NEW YORK ( TheStreet) -- Viacom (VIAB) - Get Report is trading at its lowest valuation in more than two years, a result of investor concerns about rating declines at MTV and Nickelodeon, the New York-based media company's biggest networks.
Yet despite those declines that have led to drops in domestic advertising revenue, MTV and
remain two of the best-known brands in television. Following a series of executive changes, CEO Philippe Dauman is seeking new initiatives to turn around his struggling business at a time when the stock is comparatively cheap, trading at 12.5 times earnings, its lowest valuation since December 2013.
Viacom shares have lost 10% in 2015 compared to little change at the S&P 500.
Much of that decline in stock price is due to weakness on both sides of Viacom's business: advertising, and the licensing fees that pay-TV distributors such as Comcast (CMCSA) - Get Report, DirecTV (DTV) and Dish (DISH) - Get Report pay to carry the company's networks.
When licensing agreements expire, network owners habitually ask for price increases. But as Viacom's ratings have declined, Dauman's ability to extract affiliate fee increases has weakened. That has created concerns about the company's growth prospects, said Gabelli analyst Brett Harriss.
Although Viacom's global ad revenue grew 3% to $42 million in the fourth quarter ended Dec. 31, domestic ad revenue plummeted 6%, the company said in a federal filing. Lower ratings across its channels resulted in a decline in the average price per unit of advertising.
"There are questions around their ability to raise prices," Harriss said.
The demand for Viacom's content reflects the ascendancy of streaming video alternatives led by Netflix (NFLX) - Get Report andGoogle's (GOOG) - Get Report Youtube. Ten years ago, Nickelodeon was one of the few places families could go for high-quality children's entertainment. These days, young viewers can go to several places and choose exactly which shows they want to watch.
Amid Dauman's numerous protestations that Nielsen is failing to document viewership on mobile devices, Viacom is turning to Internet-based streaming to generate new sources of revenue, even as the success of so-called over-the-top services could undermine its ability to raise licensing fees. Earlier this month, Viacom began selling a $5.99 subscription to its mobile-based video offering Noggin aimed at preschoolers.
Viacom also plans to begin airing its Spike entertainment network in the U.K. on April 15. Spike is the company's next global brand, said spokesman Jeremy Zweig, calling the U.K. a very important market for the company.

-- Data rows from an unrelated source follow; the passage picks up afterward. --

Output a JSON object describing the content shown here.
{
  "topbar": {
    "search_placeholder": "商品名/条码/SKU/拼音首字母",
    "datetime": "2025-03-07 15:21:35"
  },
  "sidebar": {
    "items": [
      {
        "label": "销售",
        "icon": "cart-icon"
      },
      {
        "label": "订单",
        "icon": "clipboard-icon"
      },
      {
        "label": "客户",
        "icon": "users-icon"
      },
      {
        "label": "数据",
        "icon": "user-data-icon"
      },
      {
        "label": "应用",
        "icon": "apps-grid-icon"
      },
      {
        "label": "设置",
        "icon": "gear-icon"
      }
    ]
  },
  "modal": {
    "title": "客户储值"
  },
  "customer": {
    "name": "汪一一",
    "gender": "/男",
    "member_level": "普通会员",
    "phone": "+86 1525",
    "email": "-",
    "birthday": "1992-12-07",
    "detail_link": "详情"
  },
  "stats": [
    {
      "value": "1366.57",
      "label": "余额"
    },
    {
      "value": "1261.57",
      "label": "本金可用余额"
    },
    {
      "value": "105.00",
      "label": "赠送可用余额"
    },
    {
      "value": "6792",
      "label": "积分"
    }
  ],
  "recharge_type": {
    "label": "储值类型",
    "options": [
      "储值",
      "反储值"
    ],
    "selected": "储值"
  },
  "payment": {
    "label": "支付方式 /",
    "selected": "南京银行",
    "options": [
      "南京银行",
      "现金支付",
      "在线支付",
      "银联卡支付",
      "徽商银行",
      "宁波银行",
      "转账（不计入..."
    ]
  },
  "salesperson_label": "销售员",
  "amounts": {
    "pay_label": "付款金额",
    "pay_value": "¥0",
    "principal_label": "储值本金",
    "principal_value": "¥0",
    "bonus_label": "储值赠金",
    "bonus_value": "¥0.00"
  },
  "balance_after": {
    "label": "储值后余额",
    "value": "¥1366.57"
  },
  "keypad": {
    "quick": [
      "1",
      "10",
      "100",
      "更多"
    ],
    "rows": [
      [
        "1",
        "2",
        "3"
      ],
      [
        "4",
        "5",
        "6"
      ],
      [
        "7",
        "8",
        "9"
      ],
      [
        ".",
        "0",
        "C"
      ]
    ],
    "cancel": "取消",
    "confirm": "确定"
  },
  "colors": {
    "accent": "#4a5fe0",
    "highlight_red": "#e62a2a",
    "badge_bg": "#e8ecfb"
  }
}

When Viacom bought the U.K.'s Channel 5 last year, Dauman said his company intended to expand the Spike brand globally, starting with the U.K.
The Noggin and Spike moves follow Dauman's decision to replace longtime MTV head Van Toffler with Doug Herzog and consolidate Viacom's music and entertainment networks, which includes MTV, Comedy Central, VH1 and Spike.
But while Dauman attempts to fix Viacom's U.S. operations, international licensing presents incremental growth opportunities. International markets make up only a tiny component of Viacom's earnings, yet the potential is formidable as more markets embrace mobile subscriptions. Noggin, on the other hand, offers near-term gains for Viacom.
"Noggin delivers very good content, the kind of content that people, especially moms, would pay a great deal of money for," Barry Lowenthal, president of New York media planning and buying agency The Media Kitchen, said in a phone interview.
Lowenthal applauds Viacom for experimenting with paid streaming services even though Noggin could end up drawing viewers away from Nickelodeon.
But as audiences and advertisers continue to move more of their time and marketing dollars to mobile devices, Viacom is seeking products that capture those audiences, Scott Singer, managing director of New York-based media consultancy Discover Digital Group, said in a phone interview.
"I think it's brilliant of Viacom," Singer said. "What they can't be afraid to do is innovate, and they can't be afraid to potentially cannibalize their existing audience."
This article is commentary by an independent contributor. At the time of publication, the author held no positions in the stocks mentioned.